Aja Gabel’s first novel, The Ensemble (352 pages; Riverhead), reminds me of why I first, long ago, might have fallen in love with reading. It’s immersive and sweeping, featuring ambitious professional musicians—Jana, Brit, Daniel, and Henry—who form a string quartet. Walter Pater posited that all art aspires to the condition of music; I don’t know if I agree (that “all” makes me nervous), but I’ve thought for years that there isn’t nearly enough writing about music, and musicians. (A few exceptions I love include Thomas Mann’s Doctor Faustus, James Baldwin’s “Sonny’s Blues,” Thomas Bernhard’s The Loser, and now The Ensemble.)
Gabel and I spoke over email about Baldwin, point of view, YouTube performances, and, of course, music.
ZYZZYVA: We’ve talked about our shared past lives as would-be professional musicians. Can you tell me about yours, and about what led to your leaving it behind?
AJA GABEL: “Leaving it behind” is the right phrase to use, but it’s something I had real trouble doing. I started playing violin when I was 5 and switched to the cello when I was 10. I played very intensely until I was about 22, until I finished college. I mostly played chamber music, but studied privately and performed solo as well. It became clearer earlier than that, though, that I wasn’t going to be the sort of conservatory-going, professional career-chasing musician I’d dreamed of being when I was younger. I don’t think I accepted that clarity for a while, though. I continued studying and playing anywhere and everywhere throughout my twenties. I didn’t really let it go—I mean really let it go—until I went to Provincetown to start writing this novel. That was the first time I didn’t take my cello with me when I moved. Not playing every day opened up this space in my brain, enough landscape for an entire novel about the pursuit of music to take hold.
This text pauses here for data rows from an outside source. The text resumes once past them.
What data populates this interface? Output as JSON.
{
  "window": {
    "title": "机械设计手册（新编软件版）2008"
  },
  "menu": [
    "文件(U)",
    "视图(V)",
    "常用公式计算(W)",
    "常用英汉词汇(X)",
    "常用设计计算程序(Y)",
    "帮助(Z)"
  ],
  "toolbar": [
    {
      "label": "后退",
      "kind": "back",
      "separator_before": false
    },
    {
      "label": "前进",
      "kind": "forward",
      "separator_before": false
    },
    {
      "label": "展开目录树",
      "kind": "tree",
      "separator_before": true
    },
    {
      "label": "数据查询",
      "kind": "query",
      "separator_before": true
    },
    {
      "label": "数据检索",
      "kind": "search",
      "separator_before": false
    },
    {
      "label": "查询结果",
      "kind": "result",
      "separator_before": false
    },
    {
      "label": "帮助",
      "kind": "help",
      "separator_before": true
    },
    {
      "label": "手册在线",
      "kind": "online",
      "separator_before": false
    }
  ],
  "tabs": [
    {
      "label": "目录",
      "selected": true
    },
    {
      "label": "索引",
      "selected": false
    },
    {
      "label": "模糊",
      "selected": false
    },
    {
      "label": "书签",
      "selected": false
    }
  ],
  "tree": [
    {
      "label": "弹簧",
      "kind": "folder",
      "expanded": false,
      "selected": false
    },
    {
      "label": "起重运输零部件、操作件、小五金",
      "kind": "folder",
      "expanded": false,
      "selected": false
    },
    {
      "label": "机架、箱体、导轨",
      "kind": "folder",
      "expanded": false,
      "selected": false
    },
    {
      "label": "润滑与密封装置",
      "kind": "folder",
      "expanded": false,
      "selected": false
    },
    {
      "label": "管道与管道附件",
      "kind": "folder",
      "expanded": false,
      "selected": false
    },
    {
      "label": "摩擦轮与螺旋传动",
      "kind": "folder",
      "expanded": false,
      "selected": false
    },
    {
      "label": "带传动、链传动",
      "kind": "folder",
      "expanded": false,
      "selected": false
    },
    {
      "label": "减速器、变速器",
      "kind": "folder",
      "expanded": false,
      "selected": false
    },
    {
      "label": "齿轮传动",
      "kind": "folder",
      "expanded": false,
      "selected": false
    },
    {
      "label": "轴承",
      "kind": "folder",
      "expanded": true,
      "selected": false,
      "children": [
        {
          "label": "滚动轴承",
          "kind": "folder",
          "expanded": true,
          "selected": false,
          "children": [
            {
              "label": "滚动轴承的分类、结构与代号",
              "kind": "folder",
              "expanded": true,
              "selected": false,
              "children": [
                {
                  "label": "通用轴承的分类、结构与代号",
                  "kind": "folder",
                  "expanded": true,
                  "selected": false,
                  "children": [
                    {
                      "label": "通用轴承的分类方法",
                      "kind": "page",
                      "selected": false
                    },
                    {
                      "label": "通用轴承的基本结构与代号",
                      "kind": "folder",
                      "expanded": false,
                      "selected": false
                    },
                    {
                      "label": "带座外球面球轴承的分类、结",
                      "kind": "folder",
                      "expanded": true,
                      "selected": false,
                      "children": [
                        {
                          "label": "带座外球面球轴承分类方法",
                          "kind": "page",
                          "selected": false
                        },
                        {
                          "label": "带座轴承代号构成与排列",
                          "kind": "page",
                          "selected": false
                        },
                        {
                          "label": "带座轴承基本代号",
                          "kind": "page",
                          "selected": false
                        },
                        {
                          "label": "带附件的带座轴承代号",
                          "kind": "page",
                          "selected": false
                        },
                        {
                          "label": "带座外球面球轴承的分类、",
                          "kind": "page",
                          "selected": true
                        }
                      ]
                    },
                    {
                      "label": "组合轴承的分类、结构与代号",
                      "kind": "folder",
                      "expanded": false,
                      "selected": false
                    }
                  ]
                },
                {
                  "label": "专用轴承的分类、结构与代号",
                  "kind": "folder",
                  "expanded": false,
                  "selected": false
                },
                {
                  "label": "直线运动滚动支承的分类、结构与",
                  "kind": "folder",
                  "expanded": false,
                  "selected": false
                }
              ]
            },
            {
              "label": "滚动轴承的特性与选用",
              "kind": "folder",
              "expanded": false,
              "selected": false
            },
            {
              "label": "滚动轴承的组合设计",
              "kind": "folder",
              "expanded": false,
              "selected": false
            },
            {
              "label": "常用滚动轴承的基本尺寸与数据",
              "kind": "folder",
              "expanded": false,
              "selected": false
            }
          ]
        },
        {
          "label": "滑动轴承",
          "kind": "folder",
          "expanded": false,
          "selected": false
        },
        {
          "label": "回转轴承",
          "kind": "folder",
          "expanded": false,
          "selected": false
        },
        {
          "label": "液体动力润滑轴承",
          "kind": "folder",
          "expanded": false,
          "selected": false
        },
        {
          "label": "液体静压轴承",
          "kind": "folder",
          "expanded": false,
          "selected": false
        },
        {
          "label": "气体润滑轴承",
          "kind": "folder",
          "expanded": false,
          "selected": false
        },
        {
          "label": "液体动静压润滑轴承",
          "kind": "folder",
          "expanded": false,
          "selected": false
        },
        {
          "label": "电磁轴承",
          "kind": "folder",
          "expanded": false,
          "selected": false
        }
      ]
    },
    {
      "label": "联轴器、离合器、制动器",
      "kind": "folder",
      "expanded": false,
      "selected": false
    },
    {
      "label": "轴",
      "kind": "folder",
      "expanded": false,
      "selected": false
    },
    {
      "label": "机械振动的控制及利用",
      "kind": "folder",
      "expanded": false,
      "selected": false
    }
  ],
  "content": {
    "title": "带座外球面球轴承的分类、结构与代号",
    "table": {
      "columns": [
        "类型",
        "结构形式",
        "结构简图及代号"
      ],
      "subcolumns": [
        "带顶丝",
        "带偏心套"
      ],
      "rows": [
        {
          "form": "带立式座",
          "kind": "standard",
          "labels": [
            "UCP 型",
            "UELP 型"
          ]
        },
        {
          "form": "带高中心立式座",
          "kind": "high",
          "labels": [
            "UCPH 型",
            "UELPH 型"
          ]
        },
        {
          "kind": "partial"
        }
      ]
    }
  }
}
Unfortunately, that meant my skill level quickly dissipated. I can still play, but I wouldn’t do it publicly.